Six white London police officers have charged the Metropolitan Police Service with reverse racism and discrimination and have taken Scotland Yard to an employment tribunal.

The six men, all member of the service’s Territorial Support Group, were tried in court on charges of race-related criminal assault against young Arabs in West London in June 2007. The incident went to court only went to court when a seventh member of the unit, Pc Amechi Onwugbonu, a black policeman, complained about their behavior testified against the white officer.

However, the six white officers were all acquitted during the trial at Kingston Crown Court in the autumn of 2009.

One of the officers, Sgt. Bill Wilson, has since retired from the force after serving for 30 years, but told BBC that the he and others were sidelined by superiors.

In the tribunal, the white officers charge that the Met singled them out for punishment in the wake of the 1999 Macpherson inquiry which uncovered institutional racism in the London police force. The inquiry was prompted by the murder of black teenager Stephen Lawrence and police behavior during the investigation of that crime.

The Macpherson led to large reforms in the police service.

The Met said it rejects the policemen’s claims and will fight them in court.

The Metropolitan Police Service (MPS) is committed to ensuring that any allegations of wrongdoing by officers or staff are investigated fairly and proportionately no matter who makes the allegation or against whom it is made, said a spokesman for the department.
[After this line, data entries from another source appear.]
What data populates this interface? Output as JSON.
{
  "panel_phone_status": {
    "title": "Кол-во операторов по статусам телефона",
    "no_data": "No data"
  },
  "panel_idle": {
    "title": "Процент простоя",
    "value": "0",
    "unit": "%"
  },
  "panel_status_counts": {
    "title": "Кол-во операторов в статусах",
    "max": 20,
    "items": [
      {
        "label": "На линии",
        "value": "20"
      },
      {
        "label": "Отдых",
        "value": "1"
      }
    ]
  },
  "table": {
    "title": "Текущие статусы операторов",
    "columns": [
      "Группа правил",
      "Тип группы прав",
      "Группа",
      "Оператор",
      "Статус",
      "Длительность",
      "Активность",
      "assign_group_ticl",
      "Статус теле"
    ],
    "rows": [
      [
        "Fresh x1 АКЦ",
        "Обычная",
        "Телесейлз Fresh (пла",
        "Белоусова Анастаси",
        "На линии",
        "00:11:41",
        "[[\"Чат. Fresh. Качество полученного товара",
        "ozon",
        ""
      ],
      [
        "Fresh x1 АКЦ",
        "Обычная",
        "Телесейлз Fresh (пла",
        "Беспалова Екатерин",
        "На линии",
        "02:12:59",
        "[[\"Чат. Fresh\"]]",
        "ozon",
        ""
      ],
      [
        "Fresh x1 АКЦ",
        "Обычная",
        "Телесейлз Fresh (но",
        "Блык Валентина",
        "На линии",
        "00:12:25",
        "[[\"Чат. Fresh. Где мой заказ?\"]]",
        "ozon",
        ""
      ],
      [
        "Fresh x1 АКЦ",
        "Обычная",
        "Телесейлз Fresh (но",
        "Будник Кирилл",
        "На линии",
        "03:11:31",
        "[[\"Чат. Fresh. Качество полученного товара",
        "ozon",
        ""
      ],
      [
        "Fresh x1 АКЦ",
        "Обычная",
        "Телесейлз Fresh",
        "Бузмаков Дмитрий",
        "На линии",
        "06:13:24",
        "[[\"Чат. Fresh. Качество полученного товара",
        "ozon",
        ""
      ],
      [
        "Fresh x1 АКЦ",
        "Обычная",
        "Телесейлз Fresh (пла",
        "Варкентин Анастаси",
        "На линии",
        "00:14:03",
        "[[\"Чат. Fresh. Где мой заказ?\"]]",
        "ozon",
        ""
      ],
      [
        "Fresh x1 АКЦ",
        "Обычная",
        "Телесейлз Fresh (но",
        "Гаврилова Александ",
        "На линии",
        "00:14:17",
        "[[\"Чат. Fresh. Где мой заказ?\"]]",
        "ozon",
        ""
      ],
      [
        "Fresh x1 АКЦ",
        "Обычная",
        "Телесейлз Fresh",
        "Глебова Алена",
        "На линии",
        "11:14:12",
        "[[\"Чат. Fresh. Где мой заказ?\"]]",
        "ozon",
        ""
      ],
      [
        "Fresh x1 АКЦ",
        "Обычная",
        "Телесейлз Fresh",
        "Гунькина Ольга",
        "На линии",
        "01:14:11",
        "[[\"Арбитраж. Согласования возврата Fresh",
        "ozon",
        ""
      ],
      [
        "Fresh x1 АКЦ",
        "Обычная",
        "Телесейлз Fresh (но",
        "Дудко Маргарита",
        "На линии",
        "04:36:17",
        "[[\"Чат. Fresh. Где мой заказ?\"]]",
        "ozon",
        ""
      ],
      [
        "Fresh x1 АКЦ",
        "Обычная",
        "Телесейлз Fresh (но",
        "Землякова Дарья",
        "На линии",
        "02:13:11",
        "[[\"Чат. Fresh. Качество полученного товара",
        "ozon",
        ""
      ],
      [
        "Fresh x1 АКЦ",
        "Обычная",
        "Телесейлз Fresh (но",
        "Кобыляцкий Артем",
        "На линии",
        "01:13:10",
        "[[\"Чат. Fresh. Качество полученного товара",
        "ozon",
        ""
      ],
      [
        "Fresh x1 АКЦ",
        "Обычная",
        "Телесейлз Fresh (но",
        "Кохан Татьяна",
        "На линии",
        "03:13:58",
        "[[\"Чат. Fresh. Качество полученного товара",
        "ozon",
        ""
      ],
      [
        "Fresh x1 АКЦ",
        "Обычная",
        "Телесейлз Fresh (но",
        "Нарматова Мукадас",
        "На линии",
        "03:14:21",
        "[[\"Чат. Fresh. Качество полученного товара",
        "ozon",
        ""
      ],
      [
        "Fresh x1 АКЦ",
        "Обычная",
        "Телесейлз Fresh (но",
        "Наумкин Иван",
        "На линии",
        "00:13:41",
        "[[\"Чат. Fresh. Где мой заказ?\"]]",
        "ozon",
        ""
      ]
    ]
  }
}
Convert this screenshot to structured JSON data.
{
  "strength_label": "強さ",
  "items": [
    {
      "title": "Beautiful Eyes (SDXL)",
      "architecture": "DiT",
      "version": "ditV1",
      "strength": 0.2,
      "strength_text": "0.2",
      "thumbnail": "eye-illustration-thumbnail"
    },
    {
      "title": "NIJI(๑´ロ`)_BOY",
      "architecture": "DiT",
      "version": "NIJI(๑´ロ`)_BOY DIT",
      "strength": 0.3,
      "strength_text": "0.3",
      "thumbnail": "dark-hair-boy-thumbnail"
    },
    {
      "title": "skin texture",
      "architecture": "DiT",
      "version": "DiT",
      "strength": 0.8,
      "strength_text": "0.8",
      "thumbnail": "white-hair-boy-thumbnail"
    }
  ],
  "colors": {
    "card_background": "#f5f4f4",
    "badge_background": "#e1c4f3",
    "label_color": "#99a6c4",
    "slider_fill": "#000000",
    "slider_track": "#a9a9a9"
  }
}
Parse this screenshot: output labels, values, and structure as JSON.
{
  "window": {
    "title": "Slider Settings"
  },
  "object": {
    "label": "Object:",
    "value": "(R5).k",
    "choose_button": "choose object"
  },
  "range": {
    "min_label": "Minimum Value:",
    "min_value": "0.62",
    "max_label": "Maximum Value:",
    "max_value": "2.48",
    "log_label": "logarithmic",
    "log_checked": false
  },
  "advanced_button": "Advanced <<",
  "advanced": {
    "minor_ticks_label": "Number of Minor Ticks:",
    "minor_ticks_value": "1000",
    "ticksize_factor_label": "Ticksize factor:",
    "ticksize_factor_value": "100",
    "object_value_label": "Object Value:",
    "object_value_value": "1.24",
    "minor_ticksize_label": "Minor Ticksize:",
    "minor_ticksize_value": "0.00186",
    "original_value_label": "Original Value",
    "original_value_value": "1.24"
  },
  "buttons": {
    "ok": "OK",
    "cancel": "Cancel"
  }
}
The MPS expects the highest standards of its staff, who are all fully aware that they will be held accountable for their conduct and behavior. The employment tribunal claim is stayed pending the conclusion of the independent IPCC investigation; this is outside the control of the MPS.

The defendants remain adamant.

Wilson told BBC: “I feel very angry, very upset about the way I've been dealt with. I don't know why I did the thirty years. I could not recommend it as a career to anybody. I am convinced that there was a panic. It was a black officer making an allegation against six white officers. If it had been a white officer making that allegation, then the matter would have been dealt with in-house there and then. That would have been the end of it.”

Wilson bitterly added: If there is any allegation by any black or ethnic minority person against white police officers, they have gone in completely the opposite direction to the point where it is actually the white officers getting discriminated against. I think they are terrified of this label of institutional racism and they are terrified of being accused of not taking a black officer's allegations seriously because that could be twisted round to say they are ignoring him because he is an ethnic minority officer. It's political correctness gone mad.

Lynne Burns, the lawyer for the six officers, told BBC: I think this case is a complete embarrassment to [the Met] and really they just want to bury it and for it never to come to court. I have heard what the new commissioner has said about honesty, integrity and transparency - all the things that this case is distinctly lacking. I would really like to meet with him.